Pawlenty said the regional action should push Congress and the president to create a national system.
Environmentalists seem to agree. Several regional environmental groups called the pact a historic step.
Bill Grant, from the Izaak Walton League in Minnesota, said the deal moves the state into a market envisioned last spring when the Minnesota legislature set carbon emission reduction goals. He said the participation by Illinois -- a coal-producing state -- is also a big step.
"Having coal states now involved in a greenhouse gas initiative like this is a very significant thing politically not only here in this region but on Capitol Hill. This could very well be the thing that breaks the logjam on federal legislation that really needs to move in this area as well."
But the environmentalists said there's lots of hard work yet to be done.
Keith Reopelle, from Clean Wisconsin, said the governors will have to convince their legislatures to set a target for carbon reductions that will be effective -- he said specifically 80% by mid-century.

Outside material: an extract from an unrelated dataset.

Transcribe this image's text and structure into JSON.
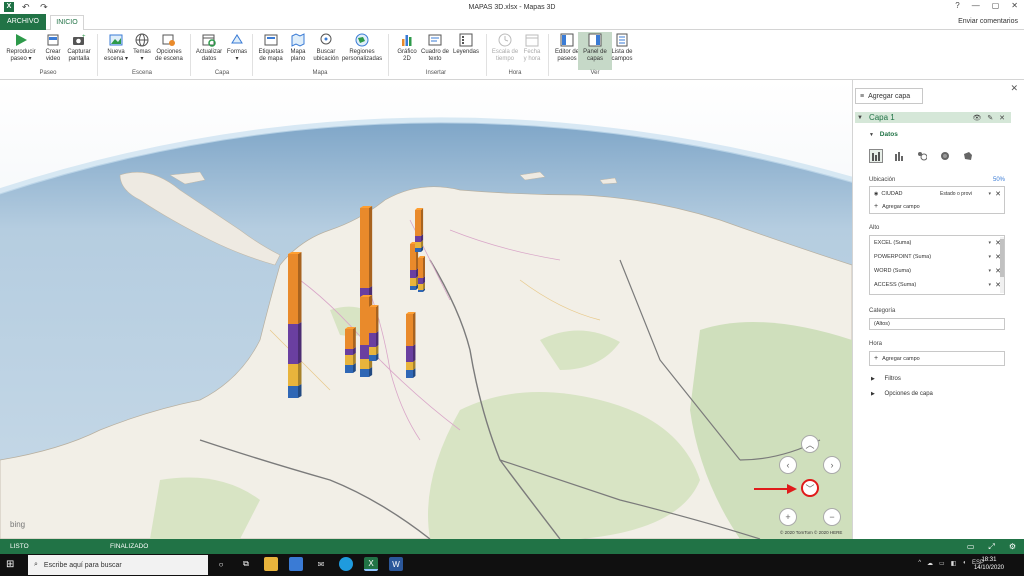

That matches the commitment made by the 2007 legislature.
Reopelle said the states shouldn't give away the store as they set up this market.
"It's critical that we have a public auction to distribute those credits, and not give them away for free to the polluters. We need to have auctions so we can lower the cost for the customers, for the people of the Midwest, and so we can reinvest the money in the lowest-cost solutions to attack global warming."
In addition to the carbon trading market, 10 out of the 12 Midwest governors agreed on broad goals to promote conservation and renewables.
The Midwest produces more greenhouse gases than many countries -- as a region, it's the number-five emitter in the world, and it produces about one quarter of the greenhouse gases in the U.S.
Both the governors and the environmentalists watching them said that means there's potential to make a big difference in global warming.